    I read an article on this earlier today and then read the post, and I can’t help but think it sounds an awful lot like a dysfunctional family who is mad at the child for reporting the child molester….

  27. dead hobo says:

    BR observed:

    Good start but your analysis is too shallow. [BR: WHat analysis?]

    This is what’s known as a figure of speech. Also, when you referred to the subjects as part of a Banana Republic, this was a conclusion. A conclusion concludes an analysis. Also, I think you were too kind by leaving off the obvious question: Why do they want them to slow down and/or stop instead of jumping on the NY bandwagon? Since NY got to the bottom with far fewer resourced in only a few weeks or months, then why are the combined agency resources of the Federal Govt standing there with piss on their legs?

  28. willid3 says:

    while it seems the Feds were asleep (at best) at the wheel, can’t really say that depending on states to do the ‘right’ thing is very likely. or at least most of them any way. remember that the states were heavily involved in that foreclose fraud ‘give away’. and in some cases (Florida? Texas?) expecting the states to actually do any thing about business fraud, is hoping against hope

  29. sparta47 says:

    Encouraging to see State regulators investigating large banks.
    Won’t they run into roadblocks from DC regulators?

    Didn’t the Comptroller of the Currency intervene on behest of national banks to prevent State Attorney Generals from investigating abusive lending practices in the mortgage market pre Financial Crisis?

    I believe the intervention involved a court order telling the AG’s to back off & the OCC would do the job of regulating the banks. A fine job they did, just as the banks wanted.

    Who knows maybe the Financial Crisis would have been mitigated if the AGs had been permitted to do their job independently of DC.

    Good to know our DC regulators represent the US taxpayers.

  30. philipat says:

    But it’s interesting that all the problems identified to date by US Regulators are with non-US Banks? Perhaps this because, as we know, all the US Banks are totally honest and just doing God’s work?

    If not, I suspect that we might shortly hear from the FSC in The UK regarding irregularities involving some US Banks?

  31. Henry Hub says:

    Well, all of a sudden we hear from Benjamin Lawsky, head of the New York State Department of Financial Services.
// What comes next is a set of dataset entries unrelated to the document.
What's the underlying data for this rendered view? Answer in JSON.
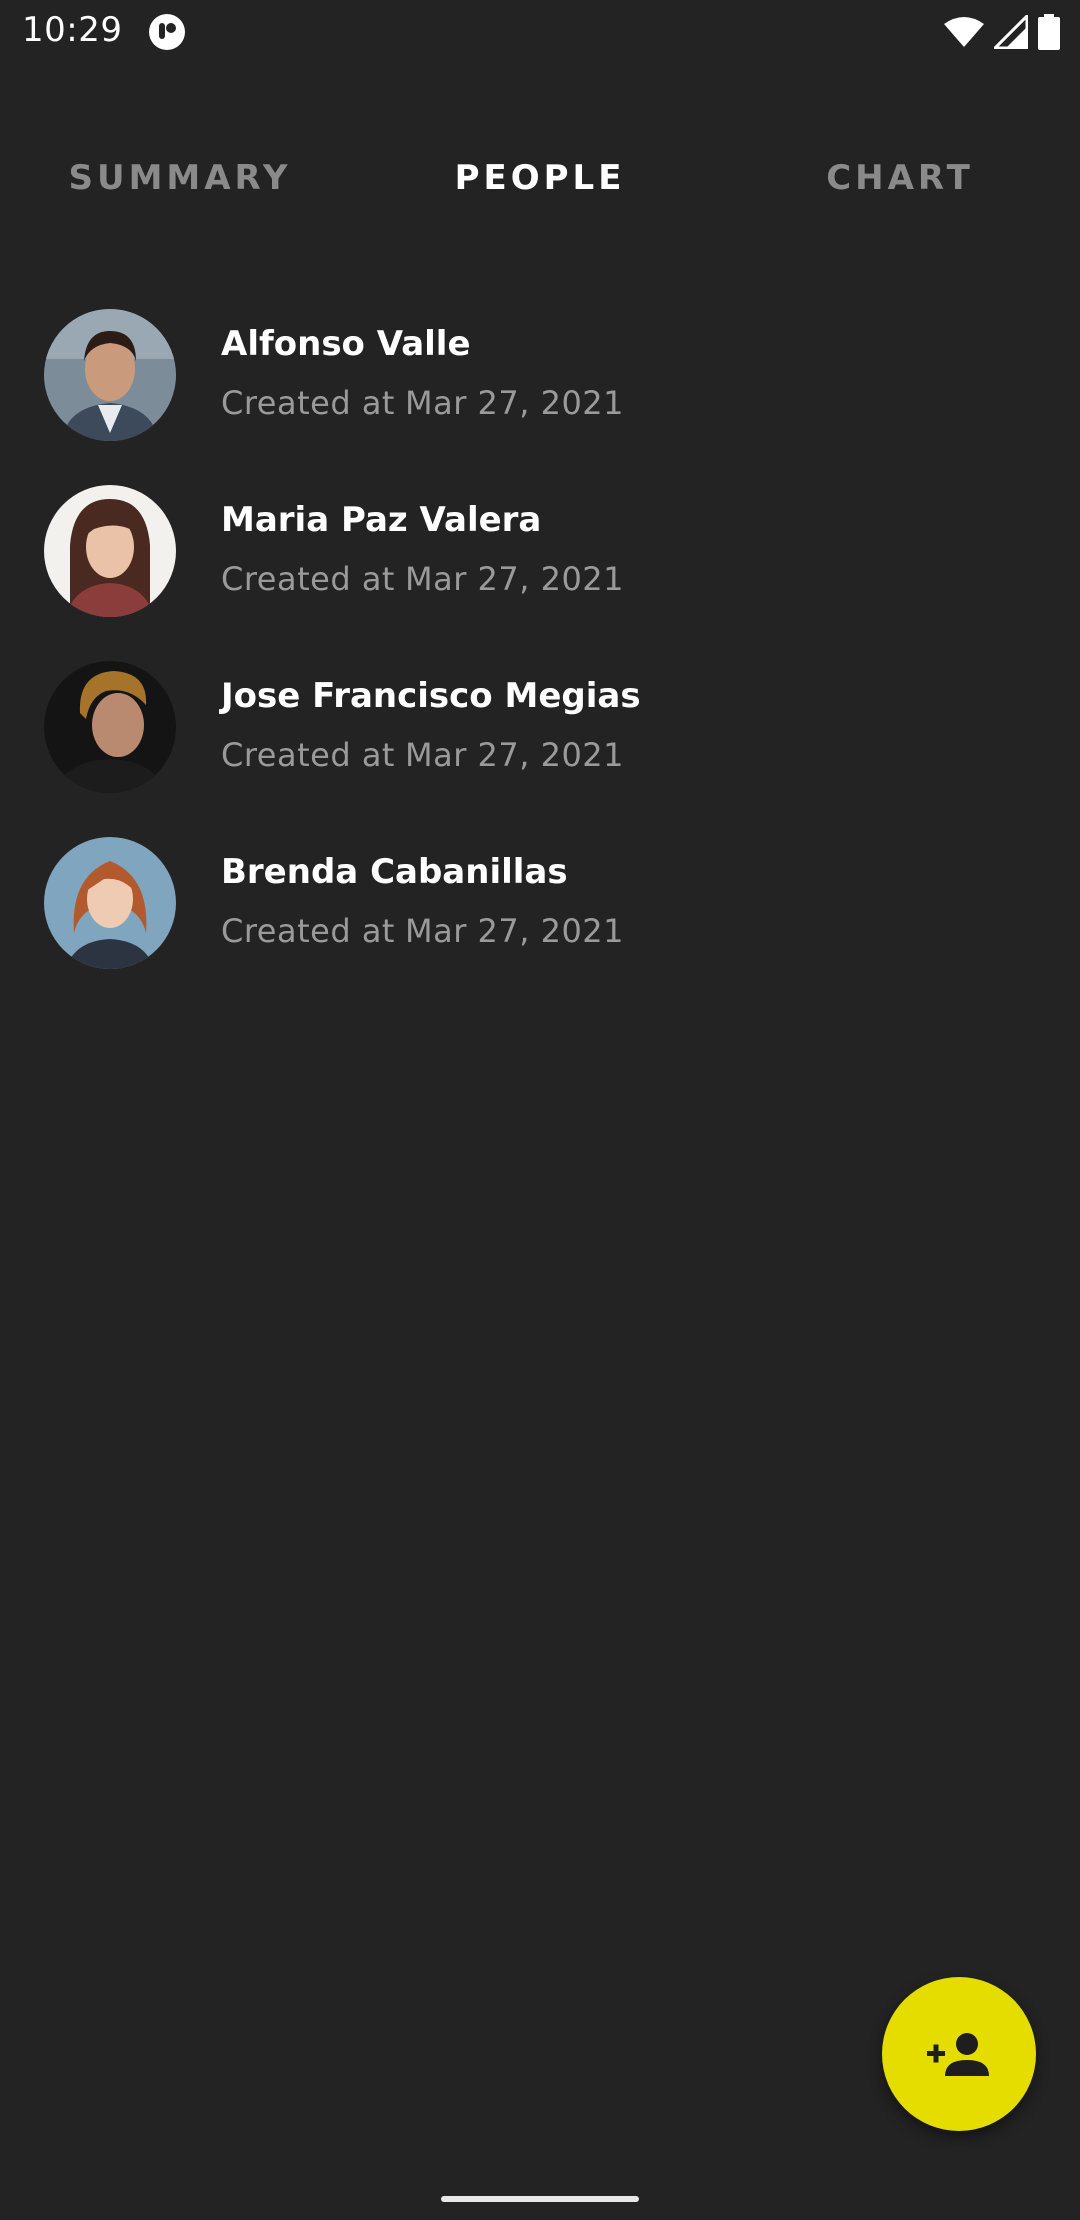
{
  "status_bar": {
    "time": "10:29",
    "icons": [
      "app-notification-icon",
      "wifi-icon",
      "signal-icon",
      "battery-icon"
    ]
  },
  "tabs": [
    {
      "label": "SUMMARY",
      "active": false
    },
    {
      "label": "PEOPLE",
      "active": true
    },
    {
      "label": "CHART",
      "active": false
    }
  ],
  "people": [
    {
      "name": "Alfonso Valle",
      "created_prefix": "Created at",
      "created_date": "Mar 27, 2021"
    },
    {
      "name": "Maria Paz Valera",
      "created_prefix": "Created at",
      "created_date": "Mar 27, 2021"
    },
    {
      "name": "Jose Francisco Megias",
      "created_prefix": "Created at",
      "created_date": "Mar 27, 2021"
    },
    {
      "name": "Brenda Cabanillas",
      "created_prefix": "Created at",
      "created_date": "Mar 27, 2021"
    }
  ],
  "fab": {
    "icon": "add-person-icon"
  },
  "colors": {
    "background": "#232323",
    "accent": "#e6dd00",
    "tab_inactive": "#8a8a8a",
    "secondary_text": "#9a9a9a"
  }
}
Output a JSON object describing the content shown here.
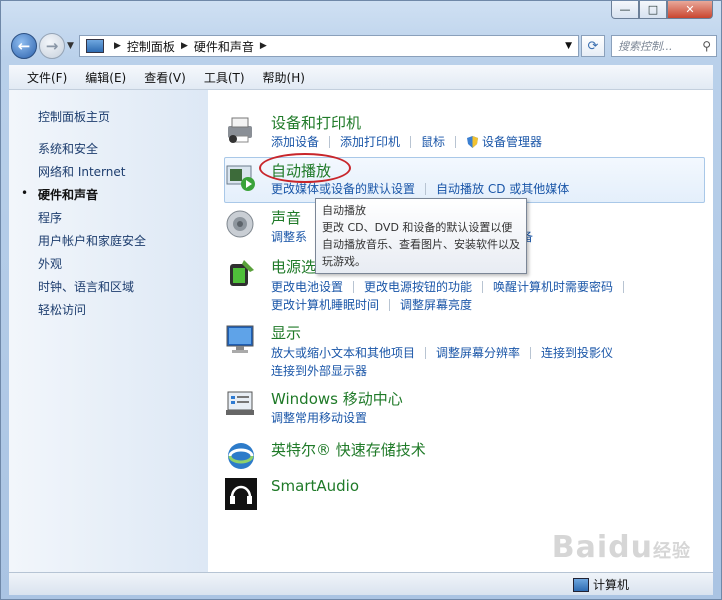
{
  "window": {
    "caption": {
      "minimize": "—",
      "maximize": "□",
      "close": "✕"
    }
  },
  "nav": {
    "breadcrumb": [
      "控制面板",
      "硬件和声音"
    ],
    "search_placeholder": "搜索控制..."
  },
  "menu": [
    "文件(F)",
    "编辑(E)",
    "查看(V)",
    "工具(T)",
    "帮助(H)"
  ],
  "sidebar": {
    "items": [
      {
        "label": "控制面板主页",
        "current": false
      },
      {
        "label": "系统和安全",
        "current": false
      },
      {
        "label": "网络和 Internet",
        "current": false
      },
      {
        "label": "硬件和声音",
        "current": true
      },
      {
        "label": "程序",
        "current": false
      },
      {
        "label": "用户帐户和家庭安全",
        "current": false
      },
      {
        "label": "外观",
        "current": false
      },
      {
        "label": "时钟、语言和区域",
        "current": false
      },
      {
        "label": "轻松访问",
        "current": false
      }
    ]
  },
  "categories": {
    "devices": {
      "title": "设备和打印机",
      "links": [
        "添加设备",
        "添加打印机",
        "鼠标",
        "设备管理器"
      ]
    },
    "autoplay": {
      "title": "自动播放",
      "links": [
        "更改媒体或设备的默认设置",
        "自动播放 CD 或其他媒体"
      ]
    },
    "sound": {
      "title": "声音",
      "line1_left": "调整系",
      "line1_right": "备"
    },
    "power": {
      "title": "电源选项",
      "row1": [
        "更改电池设置",
        "更改电源按钮的功能",
        "唤醒计算机时需要密码"
      ],
      "row2": [
        "更改计算机睡眠时间",
        "调整屏幕亮度"
      ]
    },
    "display": {
      "title": "显示",
      "row1": [
        "放大或缩小文本和其他项目",
        "调整屏幕分辨率",
        "连接到投影仪"
      ],
      "row2": [
        "连接到外部显示器"
      ]
    },
    "mobility": {
      "title": "Windows 移动中心",
      "links": [
        "调整常用移动设置"
      ]
    },
    "intel": {
      "title": "英特尔® 快速存储技术"
    },
    "smartaudio": {
      "title": "SmartAudio"
    }
  },
  "tooltip": {
    "title": "自动播放",
    "body": "更改 CD、DVD 和设备的默认设置以便自动播放音乐、查看图片、安装软件以及玩游戏。"
  },
  "status": {
    "computer": "计算机"
  },
  "watermark": {
    "brand": "Bai",
    "suffix": "du",
    "tail": "经验"
  },
  "colors": {
    "title_green": "#1f7a28",
    "link_blue": "#1a56a8",
    "annotation_red": "#c8262b"
  }
}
Where has he been, I have to ask. With all of the the dishonest practices, fraud, and thievery we haven’t heard a peep out of Mr. Lawsky. So why now? Could it be that this bank has gone against the only interest that really counts: Israel. Israel wants to tighten the screws on Iran. So, although all other illegal practices are over looked, this on can not be. Cross the interests of Israel and pay the price.


    BR: Yes, its the Jews. Up next, we get the latest market forecast from the Klan.

  32. Henry Hub says:

    Barry, sorry I offended you with my comment. I’m a big fan of yours. The Israel lobby is a power force in this country. But this statement isn’t meant to offend Jewish people.

  33. Oral Hazard says:

    The Iranians still owe $6 billion to 9/11 victims. New Yorkers are a little sensitive about that whole mass murder thing. Go figure.